“If the Paris attack and those in Egypt and Lebanon were all directed by ISIS Central, they represent a major shift in its global strategy,” William McCants, a scholar at the Brookings Institution and the author of The ISIS Apocalypse, tweeted on November 14.
Charlie Winter, a security analyst who focuses on ISIL, suggested the move to significant attacks abroad was likely a sign of the group’s evolution rather than a shift.
“I think it doesn’t signify a shift necessarily, but it is a new appendage which has been added onto the already existing Islamic State strategy,” Mr Winter told The National. “I think the focus of ISIL is still on building a caliphate in the territories where it has a measure of security and social, economic and political control.”
The significance of the latest attacks lies in their execution and the risk ISIL ran in claiming them.
The targets were difficult and the attacks did not appear to be carried out by amateurs. In Beirut, bombers had to get into an area monitored closely by Hizbollah’s militia, a place where outsiders are frequently detained and residents always on guard. If ISIL’s Sinai affiliate was indeed responsible for the downing of the Metrojet flight, they would have had to get a bomb onto an international flight — a task perhaps easier in Egypt, where airport security is notoriously lax, than elsewhere but still a rarely attempted feat in the post 9/11 world. And in the Paris attacks, which French president Francois Hollande said were decided and planned in Syria, organised in Belgium and perpetrated with French accomplices, the gunmen and bombers had to coordinate their strikes while picking targets with high potential for casualties but low risk of immediate confrontation with security forces.
In the cases of Egypt and France, ISIL risked major military retaliation from Moscow and Paris at a time when its forces have suffered territorial losses to Kurdish forces. France initiated its retaliation on Sunday, hitting Raqqa with 20 air strikes at a time when coalition strikes on ISIL’s heartland in Syria have dwindled.
But rather than the high-profile massacres showing a shift in the group’s strategy, some see the latest attacks as ISIL finally seeing success in its commonly reiterated threats to bring terror to distant enemies.
“The Paris attacks do not represent a shift in ISIS’s strategy. Rather, they represent a major success in ISIS’s announced plans to encourage, resource and direct terror attacks in the West,” researchers from the Institute for the Study of War and the American Enterprise Institute wrote on Monday.

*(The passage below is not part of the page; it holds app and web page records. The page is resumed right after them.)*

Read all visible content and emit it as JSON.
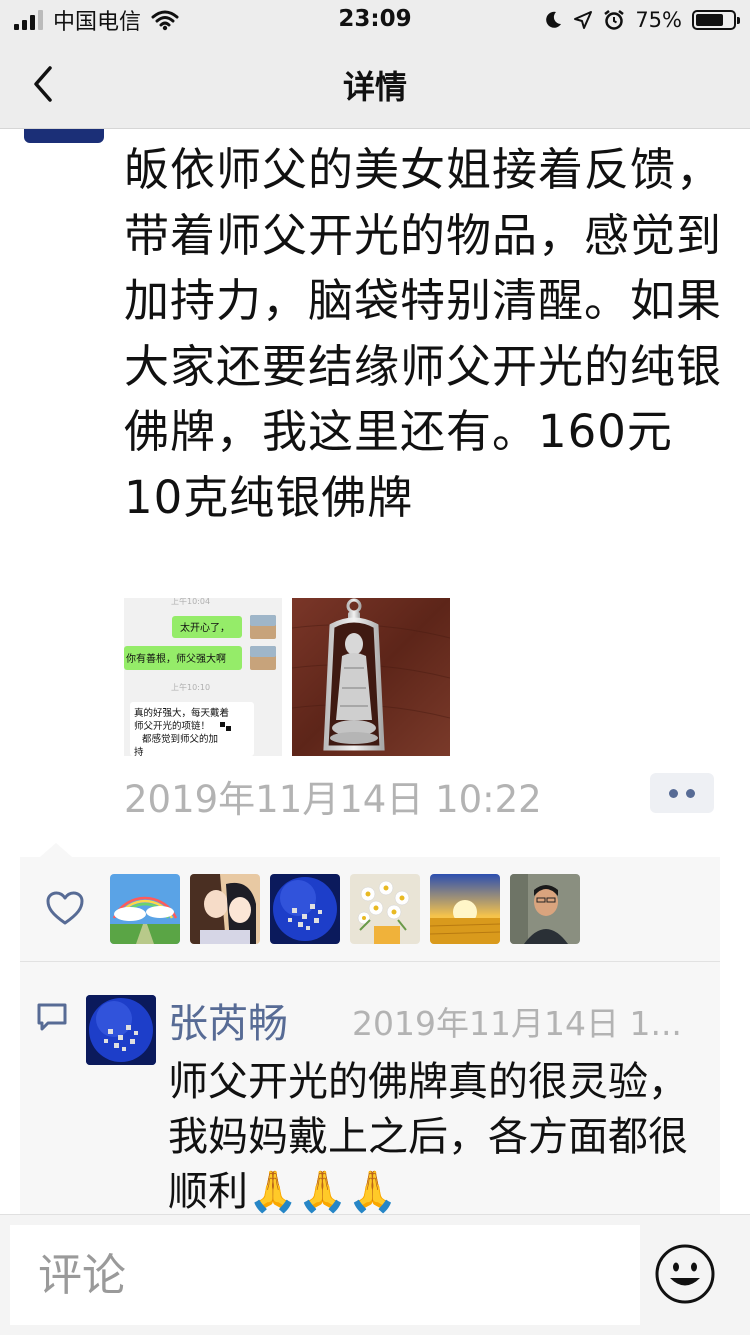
{
  "status_bar": {
    "carrier": "中国电信",
    "time": "23:09",
    "battery_percent": "75%",
    "battery_level": 0.75,
    "icons": [
      "signal-icon",
      "wifi-icon",
      "moon-icon",
      "location-icon",
      "alarm-icon",
      "battery-icon"
    ]
  },
  "nav": {
    "back_icon": "chevron-left-icon",
    "title": "详情"
  },
  "post": {
    "text": "皈依师父的美女姐接着反馈，带着师父开光的物品，感觉到加持力，脑袋特别清醒。如果大家还要结缘师父开光的纯银佛牌，我这里还有。160元10克纯银佛牌",
    "thumbnail_1": {
      "time1": "上午10:04",
      "bubble1": "太开心了，",
      "bubble2": "你有善根，师父强大啊",
      "time2": "上午10:10",
      "bubble3_line1": "真的好强大，每天戴着",
      "bubble3_line2": "师父开光的项链！",
      "bubble3_line3": "都感觉到师父的加",
      "bubble3_line4": "持"
    },
    "thumbnail_2": "silver-buddha-pendant-image",
    "timestamp": "2019年11月14日 10:22",
    "more_icon": "more-dots-icon"
  },
  "likes": {
    "icon": "heart-outline-icon",
    "avatars": [
      "rainbow-sky",
      "anime-couple",
      "blue-sphere",
      "daisy-flowers",
      "sunset-field",
      "man-portrait"
    ]
  },
  "comment": {
    "icon": "comment-bubble-icon",
    "author": "张芮畅",
    "time": "2019年11月14日 1...",
    "text": "师父开光的佛牌真的很灵验，我妈妈戴上之后，各方面都很顺利🙏🙏🙏"
  },
  "bottom_bar": {
    "input_placeholder": "评论",
    "emoji_icon": "smiley-face-icon"
  },
  "colors": {
    "link_blue": "#576b95",
    "time_gray": "#b3b3b3",
    "bar_bg": "#ededed"
  }
}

Aymenn Jawad Al Tamimi, a research fellow at the Philadelphia-based Middle East Forum who monitors extremist groups in Iraq and Syria, agreed that the latest attacks were not so much a shift in strategy as ISIL meeting success in its proclaimed goals.

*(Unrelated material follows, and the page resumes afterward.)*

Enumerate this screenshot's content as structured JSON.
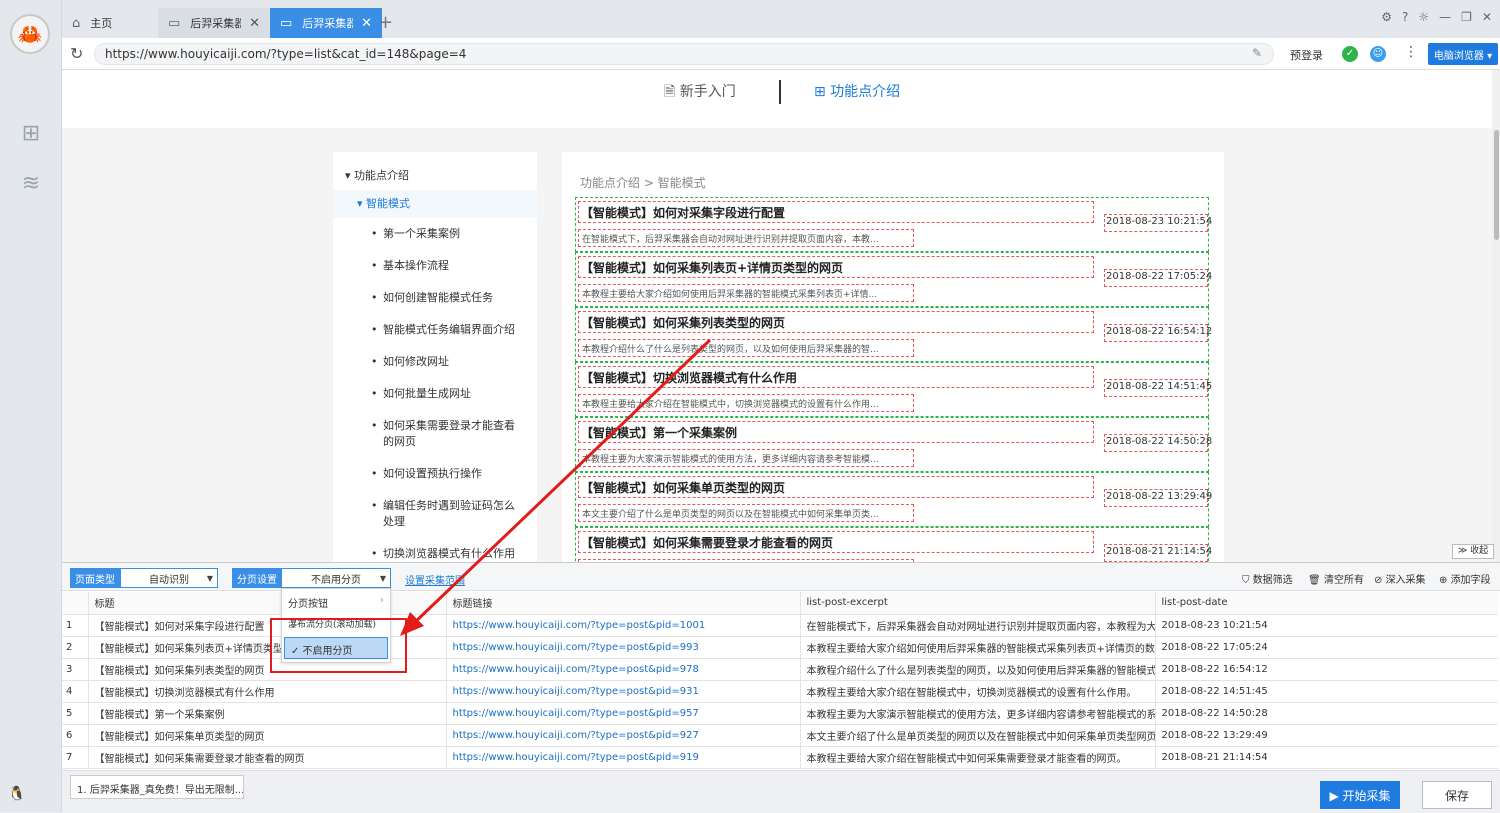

“In the case of the attacks in Europe, ISIL-linked sleeper cells and sophisticated plots have long been on the radar of intelligence services,” he said. “The difference this time is that the Paris plot escaped the clutches of prevention and came to fruition.”

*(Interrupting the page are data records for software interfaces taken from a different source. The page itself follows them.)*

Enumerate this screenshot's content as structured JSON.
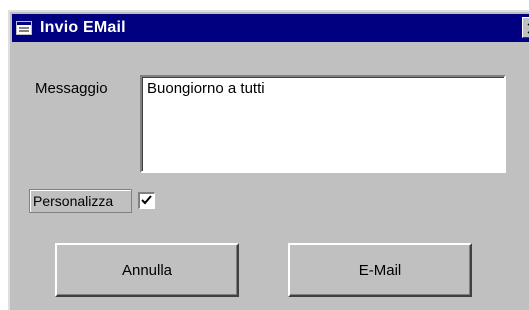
{
  "window": {
    "title": "Invio EMail",
    "icon": "form-icon",
    "title_bar_color": "#000080"
  },
  "form": {
    "message_label": "Messaggio",
    "message_value": "Buongiorno a tutti",
    "personalize_label": "Personalizza",
    "personalize_checked": true
  },
  "buttons": {
    "cancel_label": "Annulla",
    "email_label": "E-Mail"
  }
}
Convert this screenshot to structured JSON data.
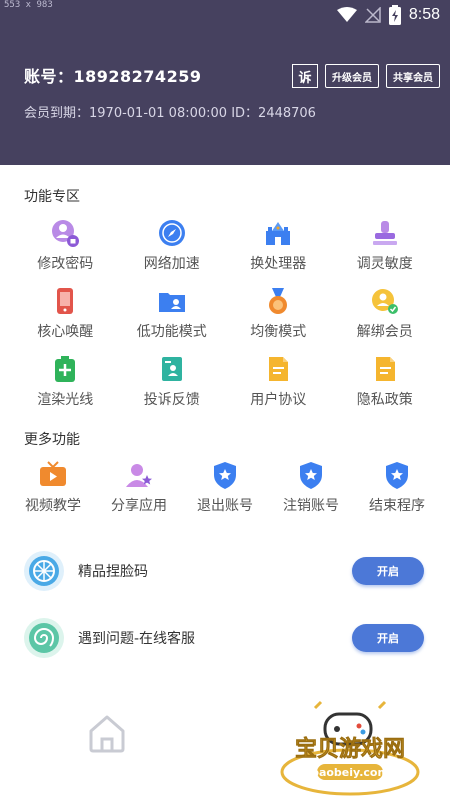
{
  "statusbar": {
    "dimensions_label": "553 x 983",
    "time": "8:58"
  },
  "header": {
    "account": "账号：18928274259",
    "expire": "会员到期：1970-01-01 08:00:00  ID：2448706",
    "sue_label": "诉",
    "upgrade_label": "升级会员",
    "share_label": "共享会员",
    "bg_color": "#46415f"
  },
  "features": {
    "title": "功能专区",
    "items": [
      {
        "label": "修改密码",
        "icon": "lock-person-icon"
      },
      {
        "label": "网络加速",
        "icon": "compass-icon"
      },
      {
        "label": "换处理器",
        "icon": "castle-icon"
      },
      {
        "label": "调灵敏度",
        "icon": "stamp-icon"
      },
      {
        "label": "核心唤醒",
        "icon": "phone-icon"
      },
      {
        "label": "低功能模式",
        "icon": "folder-user-icon"
      },
      {
        "label": "均衡模式",
        "icon": "medal-icon"
      },
      {
        "label": "解绑会员",
        "icon": "coin-person-icon"
      },
      {
        "label": "渲染光线",
        "icon": "battery-plus-icon"
      },
      {
        "label": "投诉反馈",
        "icon": "feedback-icon"
      },
      {
        "label": "用户协议",
        "icon": "document-icon"
      },
      {
        "label": "隐私政策",
        "icon": "document-icon"
      }
    ]
  },
  "more": {
    "title": "更多功能",
    "items": [
      {
        "label": "视频教学",
        "icon": "tv-icon"
      },
      {
        "label": "分享应用",
        "icon": "share-user-icon"
      },
      {
        "label": "退出账号",
        "icon": "shield-star-icon"
      },
      {
        "label": "注销账号",
        "icon": "shield-star-icon"
      },
      {
        "label": "结束程序",
        "icon": "shield-star-icon"
      }
    ]
  },
  "rows": [
    {
      "label": "精品捏脸码",
      "button": "开启",
      "icon": "wheel-icon"
    },
    {
      "label": "遇到问题-在线客服",
      "button": "开启",
      "icon": "spiral-icon"
    }
  ],
  "watermark": {
    "title": "宝贝游戏网",
    "url": "baobeiy.com"
  },
  "accent_color": "#4c78d7"
}
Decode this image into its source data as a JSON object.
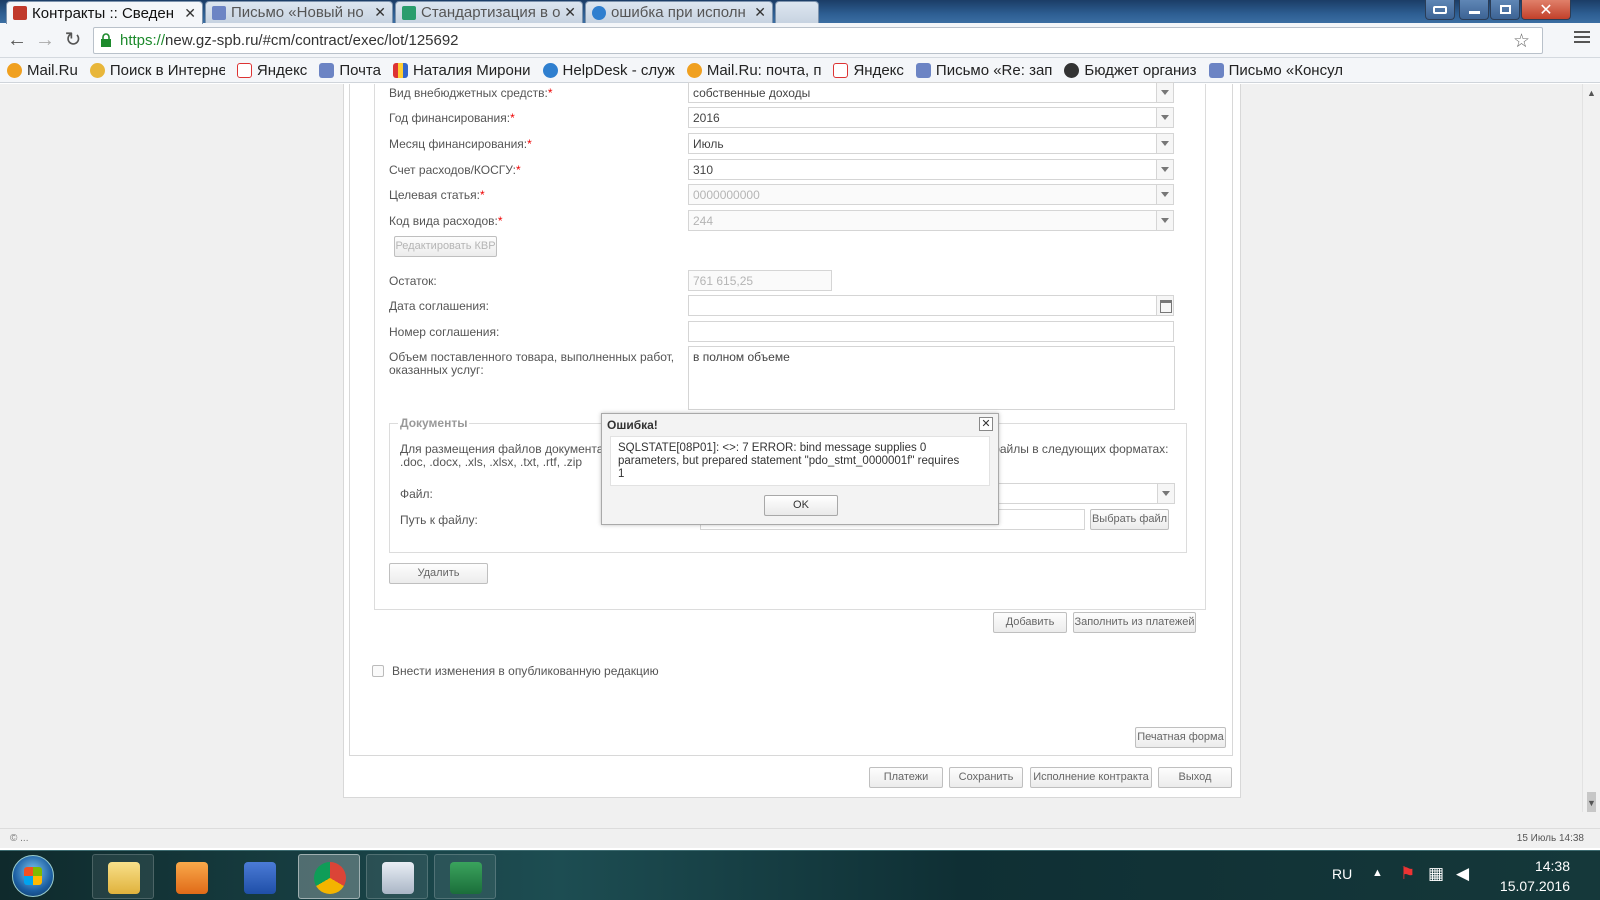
{
  "browser": {
    "tabs": [
      {
        "title": "Контракты :: Сведен",
        "active": true
      },
      {
        "title": "Письмо «Новый но",
        "active": false
      },
      {
        "title": "Стандартизация в о",
        "active": false
      },
      {
        "title": "ошибка при исполн",
        "active": false
      }
    ],
    "url_protocol": "https://",
    "url_rest": "new.gz-spb.ru/#cm/contract/exec/lot/125692"
  },
  "bookmarks": [
    "Mail.Ru",
    "Поиск в Интерне",
    "Яндекс",
    "Почта",
    "Наталия Мирони",
    "HelpDesk - служ",
    "Mail.Ru: почта, п",
    "Яндекс",
    "Письмо «Re: зап",
    "Бюджет организ",
    "Письмо «Консул"
  ],
  "form": {
    "vid_label": "Вид внебюджетных средств:",
    "vid_value": "собственные доходы",
    "god_label": "Год финансирования:",
    "god_value": "2016",
    "mesyac_label": "Месяц финансирования:",
    "mesyac_value": "Июль",
    "schet_label": "Счет расходов/КОСГУ:",
    "schet_value": "310",
    "celevaya_label": "Целевая статья:",
    "celevaya_value": "0000000000",
    "kod_label": "Код вида расходов:",
    "kod_value": "244",
    "edit_kvr_button": "Редактировать КВР",
    "ostatok_label": "Остаток:",
    "ostatok_value": "761 615,25",
    "data_label": "Дата соглашения:",
    "nomer_label": "Номер соглашения:",
    "obem_label_1": "Объем поставленного товара, выполненных работ,",
    "obem_label_2": "оказанных услуг:",
    "obem_value": "в полном объеме",
    "req_mark": "*"
  },
  "documents": {
    "legend": "Документы",
    "hint_left_1": "Для размещения файлов документа",
    "hint_left_2": ".doc, .docx, .xls, .xlsx, .txt, .rtf, .zip",
    "hint_right": "файлы в следующих форматах:",
    "file_label": "Файл:",
    "path_label": "Путь к файлу:",
    "choose_button": "Выбрать файл"
  },
  "buttons": {
    "delete": "Удалить",
    "add": "Добавить",
    "fill_from_payments": "Заполнить из платежей",
    "print_form": "Печатная форма",
    "payments": "Платежи",
    "save": "Сохранить",
    "contract_execution": "Исполнение контракта",
    "exit": "Выход"
  },
  "publish_checkbox_label": "Внести изменения в опубликованную редакцию",
  "modal": {
    "title": "Ошибка!",
    "message_1": "SQLSTATE[08P01]: <>: 7 ERROR: bind message supplies 0",
    "message_2": "parameters, but prepared statement \"pdo_stmt_0000001f\" requires",
    "message_3": "1",
    "ok": "OK"
  },
  "status": {
    "left": "© ...",
    "right": "15 Июль 14:38"
  },
  "taskbar": {
    "lang": "RU",
    "time": "14:38",
    "date": "15.07.2016"
  }
}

Mr Winter agreed that ISIL has been trying to pull off a major attack in Europe for quite sometime now, though was unsuccessful until Friday.
“Every time you hear about these major arrests, they’re arrested for attacks which would be similar to this that didn’t get through. So what we’re seeing here is just another attack, one of many plots, which did manage to slip through the net,” said Mr Winter.
In determining if these latest attacks signify a shift in ISIL’s strategy, Mr Tamimi said it was important to see where the orders came from: whether they were ordered by ISIL’s leadership in Iraq and Syria or planned and organised outside of the caliphate by affiliates.
In risking retaliation for recent attacks, Mr Tamimi said “I think ISIL expected retaliation and it hopes this will strengthen Muslim [versus] non-Muslim polarisation.”